When Mike Huffstetler heard about the tornadoes in Alabama on Feb. 17, he expected to hear his phone ringing soon.
At 1 a.m. Feb. 18, he got the call he'd been waiting for. Huffstetler, a volunteer with the American Red Cross, was sent to aid the relief efforts in Prattville, Ala., after severe weather and tornadoes swept through the area just north of Montgomery.
Huffstetler is trained to operate an Emergency Communications Response Vehicle, which comes to disaster scenes equipped with cell phones, lap tops and satellite communications. The truck can even generate enough power to run a small shelter.
When he arrived in Alabama, Huffstetler was nervous. This was his first deployment as a Red Cross volunteer, he said, but his training kicked in quickly.
"It was exactly like the training," Huffstetler said. "It's long hours. You know, it isn't an 8 to 5 job. You work sun up until you can go rest. It's 12, 14 hours a day maybe."
Operating radios and electronics always has been a hobby of Huffstetler's. He started toying around with communications as a ham radio operator in Gaston County, N.C. more than 10 years ago. He volunteered for Emergency Management in Gastonia and when he moved to Indian Land with his wife, Jenny, the retired couple decided to volunteer for the Red Cross.
An employee at the York County Red Cross office suggested that Huffstetler, with his background in electronics, train to run an ECRV.
"I jumped at the chance," Huffstetler said. "I just enjoy emergency communications, enjoy working with radios, and enjoy working with people."
As an ECRV trained volunteer, Huffstetler is on call every few months, for 30 days at a time. When he gets the call that he is needed at the scene of a disaster, he has three hours to respond.
When on call, Huffstetler said that he keeps a bag with clothes and toiletries packed and ready.
"You hit the ground running," Huffstetler said. "I love it."
In Alabama, Huffstetler's job was to support the communications and activities of other Red Cross volunteers and employees. He enjoyed meeting people from around the country who, like him, volunteer for the Red Cross to help out their neighbors in need.
"I like people and people have been kind to me over the years," Huffstetler said. "It's a way of paying back my fellow neighbor. I like to think someone would do that for us in our area. You give them a helping hand, the best you can. It's another way of doing something for church, too. It's my personal outreach. I can give back."
Huffstetler said he hopes to be volunteering with the Red Cross for a long time.
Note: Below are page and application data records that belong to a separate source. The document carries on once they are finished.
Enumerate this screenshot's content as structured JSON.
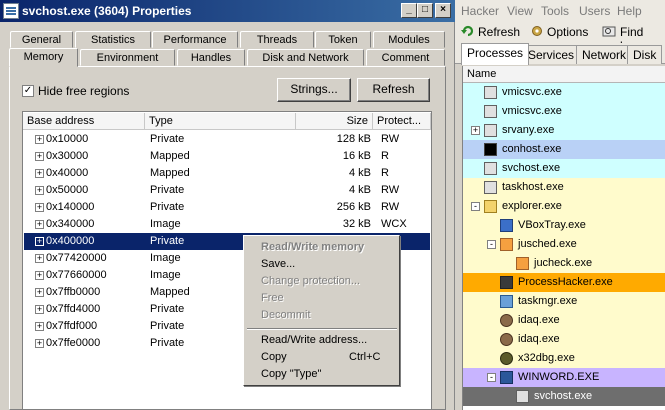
{
  "dialog": {
    "title": "svchost.exe (3604) Properties",
    "controls": {
      "minimize": "_",
      "maximize": "□",
      "close": "×"
    },
    "tabs_back": [
      "General",
      "Statistics",
      "Performance",
      "Threads",
      "Token",
      "Modules"
    ],
    "tabs_front": [
      "Memory",
      "Environment",
      "Handles",
      "Disk and Network",
      "Comment"
    ],
    "active_tab": "Memory",
    "hide_free_label": "Hide free regions",
    "hide_free_checked": true,
    "check_mark": "✓",
    "strings_button": "Strings...",
    "refresh_button": "Refresh",
    "columns": [
      "Base address",
      "Type",
      "Size",
      "Protect..."
    ],
    "rows": [
      {
        "exp": "+",
        "addr": "0x10000",
        "type": "Private",
        "size": "128 kB",
        "prot": "RW"
      },
      {
        "exp": "+",
        "addr": "0x30000",
        "type": "Mapped",
        "size": "16 kB",
        "prot": "R"
      },
      {
        "exp": "+",
        "addr": "0x40000",
        "type": "Mapped",
        "size": "4 kB",
        "prot": "R"
      },
      {
        "exp": "+",
        "addr": "0x50000",
        "type": "Private",
        "size": "4 kB",
        "prot": "RW"
      },
      {
        "exp": "+",
        "addr": "0x140000",
        "type": "Private",
        "size": "256 kB",
        "prot": "RW"
      },
      {
        "exp": "+",
        "addr": "0x340000",
        "type": "Image",
        "size": "32 kB",
        "prot": "WCX"
      },
      {
        "exp": "+",
        "addr": "0x400000",
        "type": "Private",
        "size": "",
        "prot": ""
      },
      {
        "exp": "+",
        "addr": "0x77420000",
        "type": "Image",
        "size": "",
        "prot": ""
      },
      {
        "exp": "+",
        "addr": "0x77660000",
        "type": "Image",
        "size": "",
        "prot": ""
      },
      {
        "exp": "+",
        "addr": "0x7ffb0000",
        "type": "Mapped",
        "size": "",
        "prot": ""
      },
      {
        "exp": "+",
        "addr": "0x7ffd4000",
        "type": "Private",
        "size": "",
        "prot": ""
      },
      {
        "exp": "+",
        "addr": "0x7ffdf000",
        "type": "Private",
        "size": "",
        "prot": ""
      },
      {
        "exp": "+",
        "addr": "0x7ffe0000",
        "type": "Private",
        "size": "",
        "prot": ""
      }
    ],
    "selected_row": "0x400000"
  },
  "context_menu": {
    "header": "Read/Write memory",
    "save": "Save...",
    "change_protection": "Change protection...",
    "free": "Free",
    "decommit": "Decommit",
    "rw_address": "Read/Write address...",
    "copy": "Copy",
    "copy_shortcut": "Ctrl+C",
    "copy_type": "Copy \"Type\""
  },
  "process_hacker": {
    "menus": [
      "Hacker",
      "View",
      "Tools",
      "Users",
      "Help"
    ],
    "toolbar": {
      "refresh": "Refresh",
      "options": "Options",
      "find": "Find han"
    },
    "tabs": [
      "Processes",
      "Services",
      "Network",
      "Disk"
    ],
    "active_tab": "Processes",
    "column": "Name",
    "processes": [
      {
        "name": "vmicsvc.exe",
        "color": "#cfffff",
        "icon": "service-window-icon"
      },
      {
        "name": "vmicsvc.exe",
        "color": "#cfffff",
        "icon": "service-window-icon"
      },
      {
        "name": "srvany.exe",
        "color": "#cfffff",
        "icon": "service-window-icon",
        "exp": "+"
      },
      {
        "name": "conhost.exe",
        "color": "#b9d1f6",
        "icon": "console-icon"
      },
      {
        "name": "svchost.exe",
        "color": "#cfffff",
        "icon": "service-window-icon"
      },
      {
        "name": "taskhost.exe",
        "color": "#fffbcc",
        "icon": "window-icon"
      },
      {
        "name": "explorer.exe",
        "color": "#fffbcc",
        "icon": "explorer-folder-icon",
        "exp": "-"
      },
      {
        "name": "VBoxTray.exe",
        "color": "#fffbcc",
        "icon": "vbox-icon"
      },
      {
        "name": "jusched.exe",
        "color": "#fffbcc",
        "icon": "java-icon",
        "exp": "-"
      },
      {
        "name": "jucheck.exe",
        "color": "#fffbcc",
        "icon": "java-icon"
      },
      {
        "name": "ProcessHacker.exe",
        "color": "#ffaa00",
        "icon": "process-hacker-icon"
      },
      {
        "name": "taskmgr.exe",
        "color": "#fffbcc",
        "icon": "task-manager-icon"
      },
      {
        "name": "idaq.exe",
        "color": "#fffbcc",
        "icon": "ida-icon"
      },
      {
        "name": "idaq.exe",
        "color": "#fffbcc",
        "icon": "ida-icon"
      },
      {
        "name": "x32dbg.exe",
        "color": "#fffbcc",
        "icon": "bug-icon"
      },
      {
        "name": "WINWORD.EXE",
        "color": "#c8b4ff",
        "icon": "word-icon",
        "exp": "-"
      },
      {
        "name": "svchost.exe",
        "color": "#6e6e6e",
        "icon": "service-window-icon",
        "text_color": "#ffffff"
      }
    ]
  },
  "colors": {
    "selection": "#0a246a",
    "title_start": "#0a246a",
    "title_end": "#3a6ea5"
  }
}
He's on call again in April and said that he'll probably be watching the news closely wondering if he'll be needed somewhere in the country.
"You hear something going on in the U.S., you get to wondering if the phone is going to ring," Huffstetler said. "But as long as I'm able to go, I'm going to try to keep doing it."